Teggart points out that the most vulnerable women are the most disadvantaged – those who have experienced domestic violence, those who are undocumented, children who cannot fly without being accompanied by an adult, and women with health complications.
“Whatever deals the PM does with the DUP to stay in power we will not rest until abortion is free, safe, legal and local for everyone in the UK,” Creasy says.
Last week the Irish Family Planning Association revealed it would have to charge €450 to women from Northern Ireland who wished to access a termination in the Republic. The figure is based on estimates provided by the Department of Health.
The HSE confirmed that, while the service was free for women resident in the Republic, those in the North would have to pay. “The Minister has stated that he will examine the possibility of extending eligibility for women from Northern Ireland,” a HSE spokesperson has told The Irish Times. The department did not respond to a request for comment.
Niall Behan, chief executive of the Irish Family Planning Association, criticises the Government’s position. “The new system was set up without considering women in the North,” he says. “Expectations have been raised and promises made without any processes being put in place. Cost is clearly a barrier but it is not the only one.
“The local access model of care is based on a range of assumptions about the availability of local services, and in the North there is a completely different system.”
Behan says there is a range of practical and ethical issues in relation to Northern women. “If the doctor wants her to have an ultrasound, where will that take place and who will pay? If we provide pills and the woman goes back to the North to take them she will be breaking the law there,” he says.

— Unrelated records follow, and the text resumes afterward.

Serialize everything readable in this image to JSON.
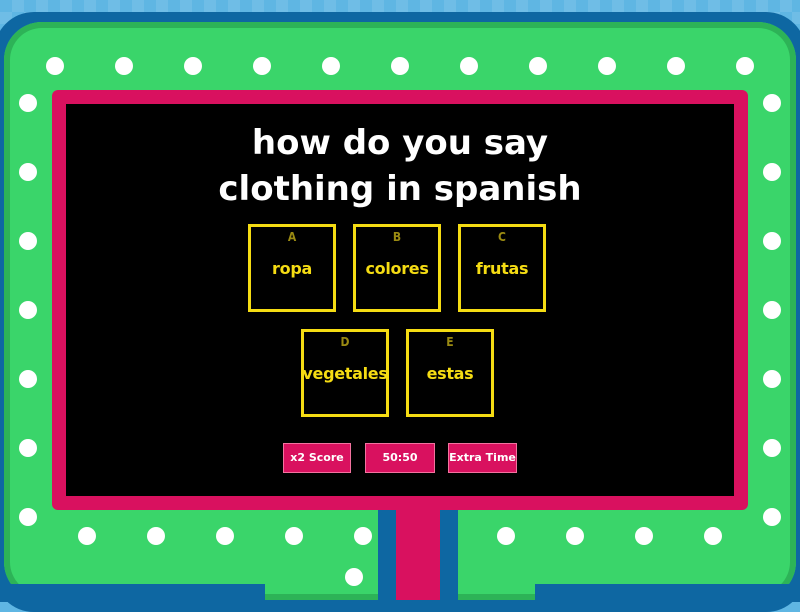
{
  "question": {
    "line1": "how do you say",
    "line2": "clothing in spanish"
  },
  "answers": [
    {
      "letter": "A",
      "text": "ropa"
    },
    {
      "letter": "B",
      "text": "colores"
    },
    {
      "letter": "C",
      "text": "frutas"
    },
    {
      "letter": "D",
      "text": "vegetales"
    },
    {
      "letter": "E",
      "text": "estas"
    }
  ],
  "powerups": [
    {
      "label": "x2 Score"
    },
    {
      "label": "50:50"
    },
    {
      "label": "Extra Time"
    }
  ],
  "colors": {
    "background": "#5fb6e3",
    "frame_dark": "#0e67a2",
    "frame_green": "#3ad56a",
    "panel_pink": "#d9115f",
    "screen": "#000000",
    "answer_yellow": "#f5dc13",
    "bulb": "#ffffff"
  }
}
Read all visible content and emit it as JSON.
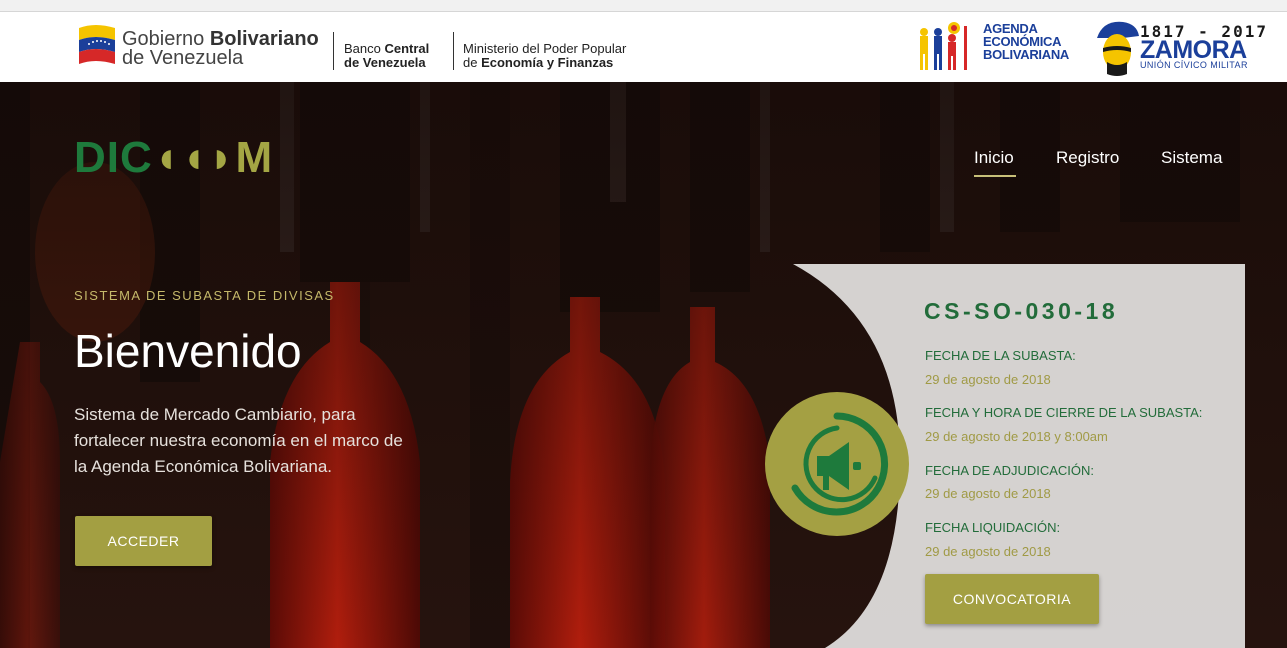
{
  "gov": {
    "name_light": "Gobierno ",
    "name_bold": "Bolivariano",
    "name_line2": "de Venezuela",
    "bcv_line1_light": "Banco ",
    "bcv_line1_bold": "Central",
    "bcv_line2": "de Venezuela",
    "min_line1": "Ministerio del Poder Popular",
    "min_line2_light": "de ",
    "min_line2_bold": "Economía y Finanzas",
    "aeb_line1": "AGENDA",
    "aeb_line2": "ECONÓMICA",
    "aeb_line3": "BOLIVARIANA",
    "zamora_years": "1817 - 2017",
    "zamora_name": "ZAMORA",
    "zamora_sub": "UNIÓN CÍVICO MILITAR"
  },
  "logo": {
    "part1": "DIC",
    "part2": "◖◖◗",
    "part3": "M"
  },
  "nav": {
    "items": [
      "Inicio",
      "Registro",
      "Sistema"
    ],
    "active": "Inicio"
  },
  "hero": {
    "eyebrow": "SISTEMA DE SUBASTA DE DIVISAS",
    "title": "Bienvenido",
    "description": "Sistema de Mercado Cambiario, para fortalecer nuestra economía en el marco de la Agenda Económica Bolivariana.",
    "cta_label": "ACCEDER"
  },
  "auction": {
    "code": "CS-SO-030-18",
    "fields": [
      {
        "label": "FECHA DE LA SUBASTA:",
        "value": "29 de agosto de 2018"
      },
      {
        "label": "FECHA Y HORA DE CIERRE DE LA SUBASTA:",
        "value": "29 de agosto de 2018 y 8:00am"
      },
      {
        "label": "FECHA DE ADJUDICACIÓN:",
        "value": "29 de agosto de 2018"
      },
      {
        "label": "FECHA LIQUIDACIÓN:",
        "value": "29 de agosto de 2018"
      }
    ],
    "button_label": "CONVOCATORIA",
    "icon": "megaphone-icon"
  },
  "colors": {
    "olive": "#a39f42",
    "green": "#226c3a",
    "panel": "#e3e1e0"
  }
}
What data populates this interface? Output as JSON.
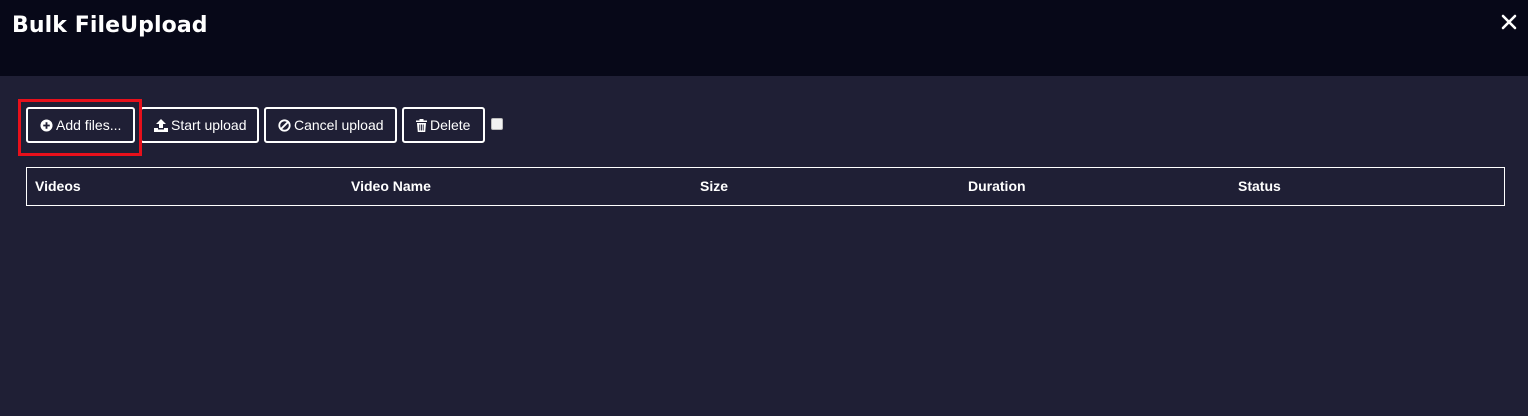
{
  "header": {
    "title": "Bulk FileUpload",
    "close_icon": "close-icon"
  },
  "toolbar": {
    "add_files_label": "Add files...",
    "add_files_icon": "plus-circle-icon",
    "start_upload_label": "Start upload",
    "start_upload_icon": "upload-icon",
    "cancel_upload_label": "Cancel upload",
    "cancel_upload_icon": "ban-icon",
    "delete_label": "Delete",
    "delete_icon": "trash-icon",
    "select_all_checked": false
  },
  "table": {
    "columns": [
      "Videos",
      "Video Name",
      "Size",
      "Duration",
      "Status"
    ],
    "rows": []
  },
  "colors": {
    "header_bg": "#070818",
    "body_bg": "#1f1f35",
    "highlight": "#e8101b",
    "text": "#ffffff"
  }
}
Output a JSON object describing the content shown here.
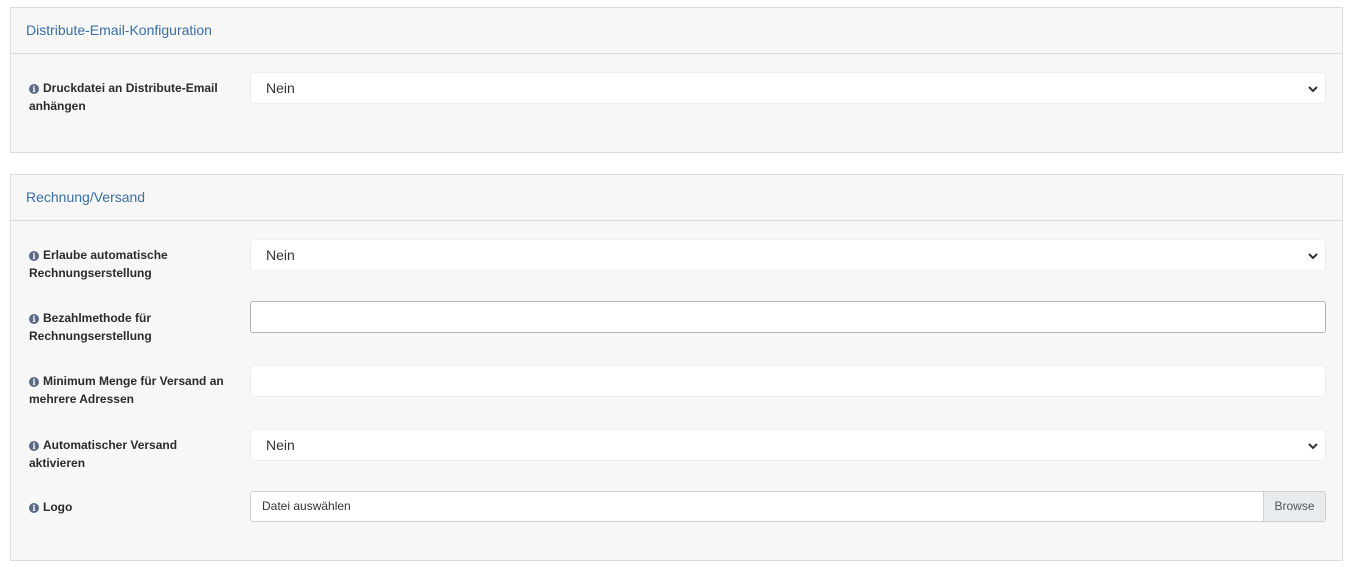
{
  "section1": {
    "title": "Distribute-Email-Konfiguration",
    "fields": {
      "druckdatei": {
        "label": "Druckdatei an Distribute-Email anhängen",
        "value": "Nein"
      }
    }
  },
  "section2": {
    "title": "Rechnung/Versand",
    "fields": {
      "rechnung": {
        "label": "Erlaube automatische Rechnungserstellung",
        "value": "Nein"
      },
      "bezahlmethode": {
        "label": "Bezahlmethode für Rechnungserstellung",
        "value": ""
      },
      "minimum": {
        "label": "Minimum Menge für Versand an mehrere Adressen",
        "value": ""
      },
      "versand": {
        "label": "Automatischer Versand aktivieren",
        "value": "Nein"
      },
      "logo": {
        "label": "Logo",
        "placeholder": "Datei auswählen",
        "button": "Browse"
      }
    }
  },
  "icons": {
    "info": "info-circle-icon",
    "dropdown": "chevron-down-icon"
  },
  "colors": {
    "section_title": "#3a6ea5",
    "panel_bg": "#f7f7f7",
    "info_icon": "#5b6b86"
  }
}
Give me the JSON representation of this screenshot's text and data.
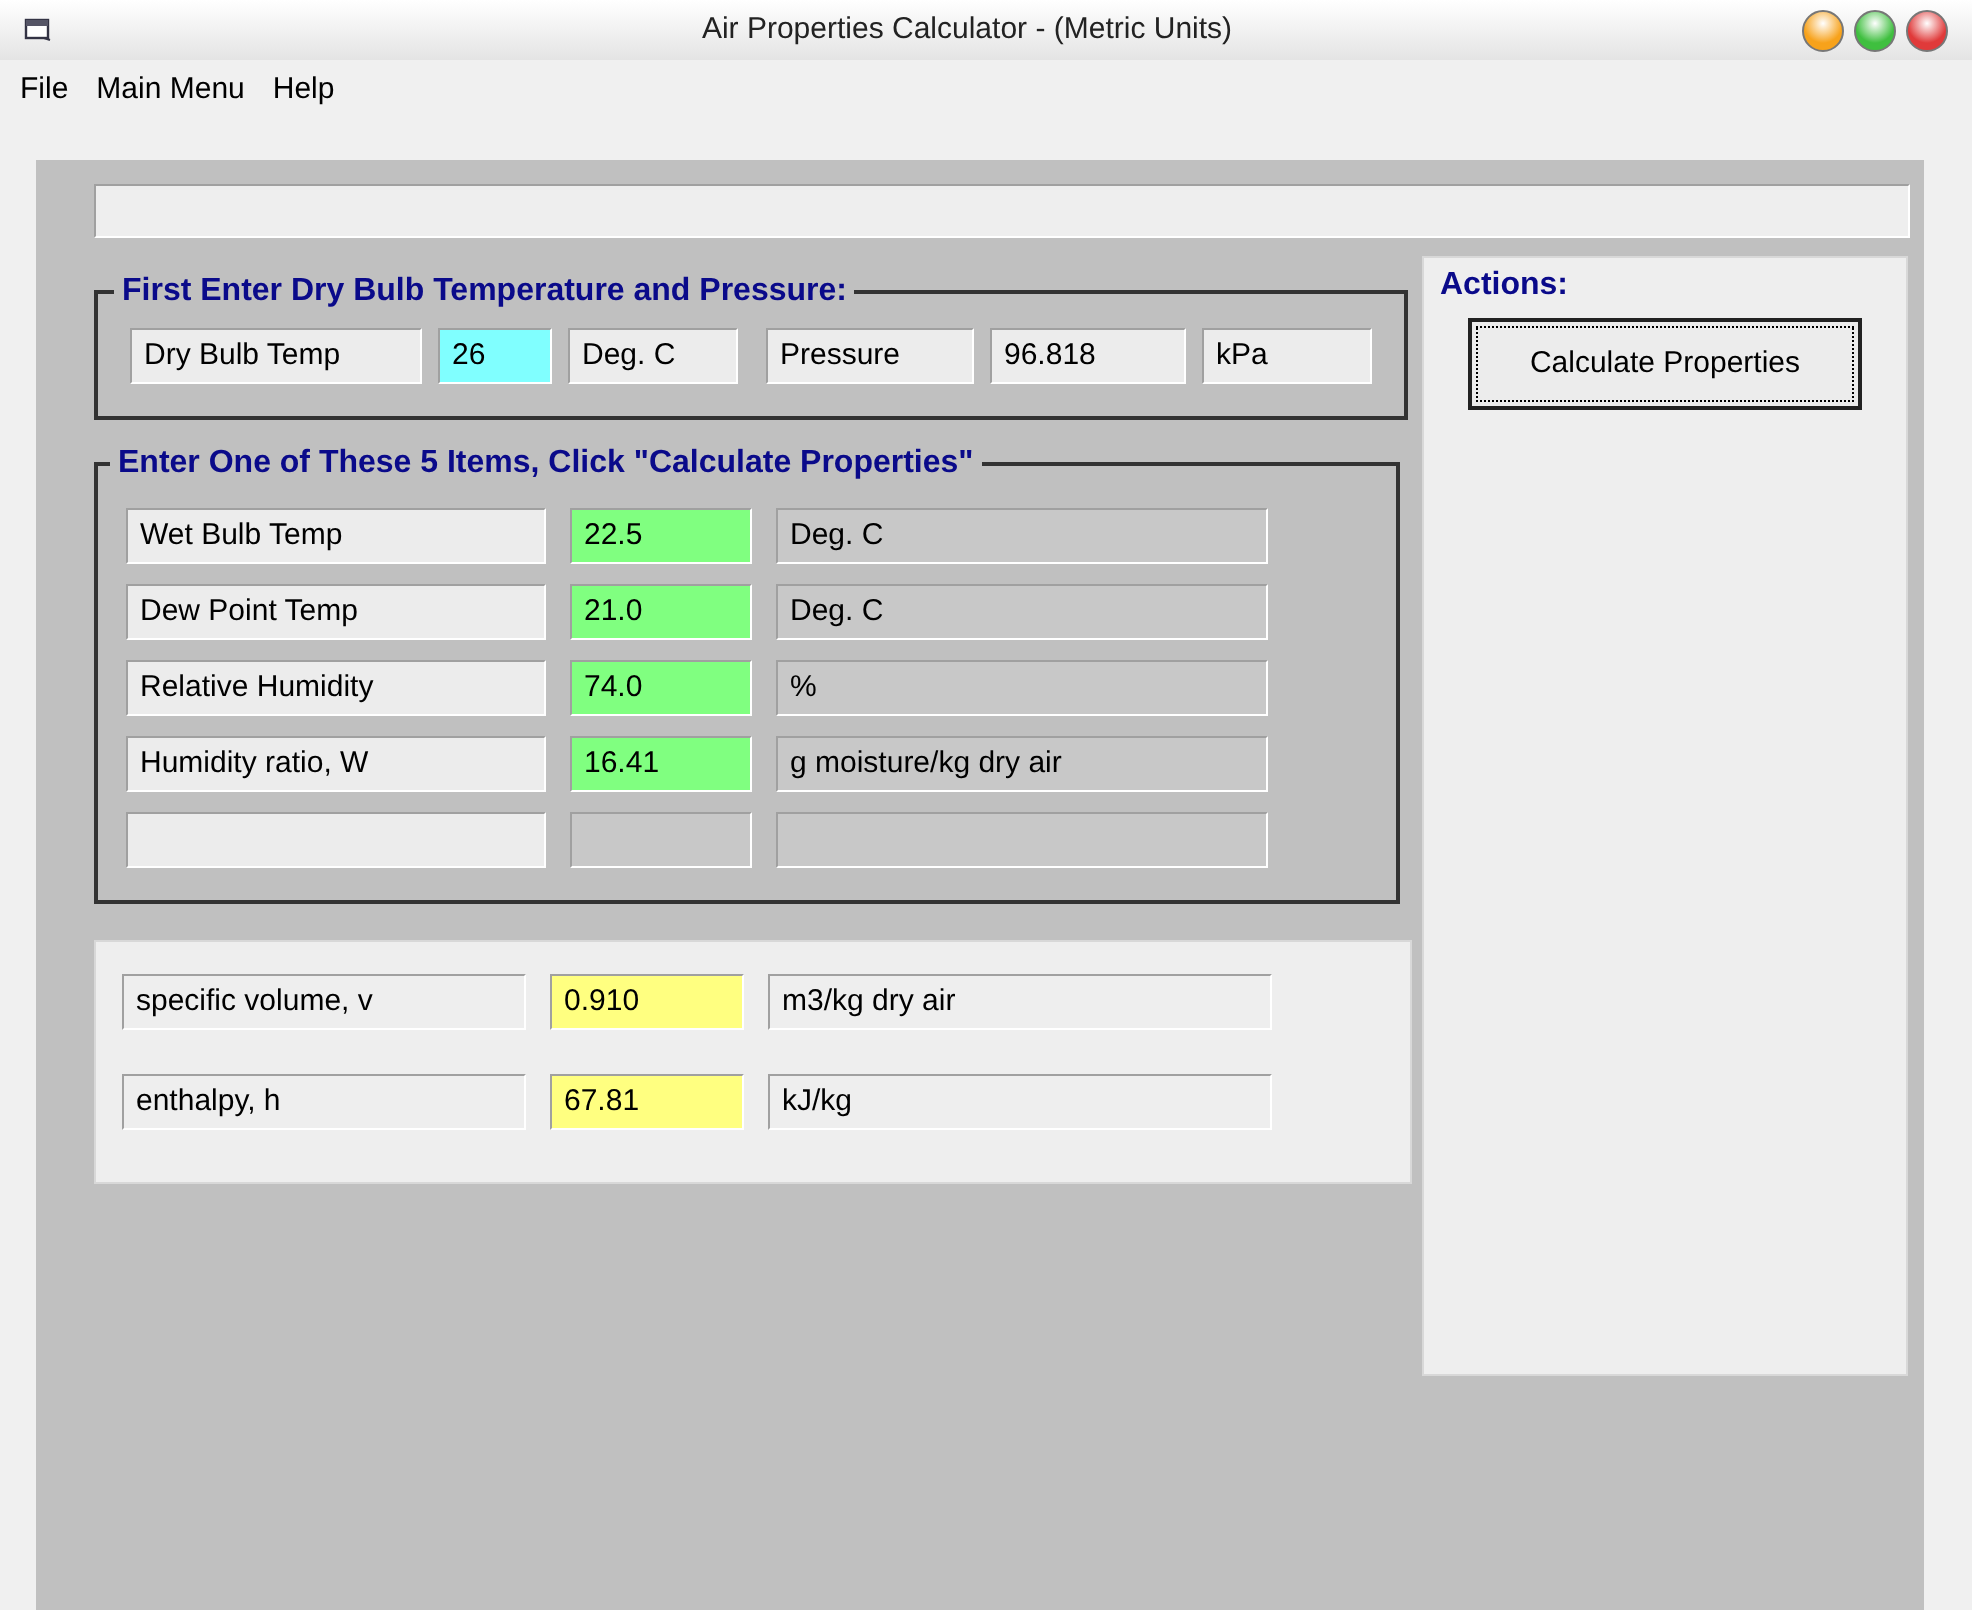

The association has been working closely for years with the Northern Ireland Family Planning Association. “Our shared position is to advocate for abortion rights North and South,” he says.
We need our southern sisters to show their solidarity with us. The British government is not providing the healthcare we need. I am Irish. I need my own Government to step up
Feminists from the North played a significant role in backing the Repeal the Eighth movement in the Republic. Following its success, activists in the Republic vowed: “The North is next.”
There was considerable anger last week when the substantial cost for Northern women emerged. “I was disgusted. It will be cheaper for women to continue to endure the shame and stigma of travelling to England,” said long-time campaigner Maeve O’Brien from Co Tyrone.
“Women of every creed and code took part in the campaign especially around the Border counties. We now need our southern sisters to really show their solidarity with us. The British government is not providing the healthcare we need. I am Irish. I need my own Government to step up. It hasn’t done enough.”
Mairead Enright of Lawyers for Choice says campaigners need to continue to support Northern activists, as well as insisting that the government exerts diplomatic pressure on its UK counterpart.
Sarah Ewart says that whatever happens in the Republic, she will not stop campaigning for services in the North. “I would ask those in power to consider what it’s like to be in a woman in Northern Ireland and stop ignoring the devastating reality of our law,” she says.
“At the end of the day, I am an ordinary woman who suffered a very personal family tragedy, which the law in Northern Ireland turned into a living nightmare.”
* This article was amended on January 12th 2019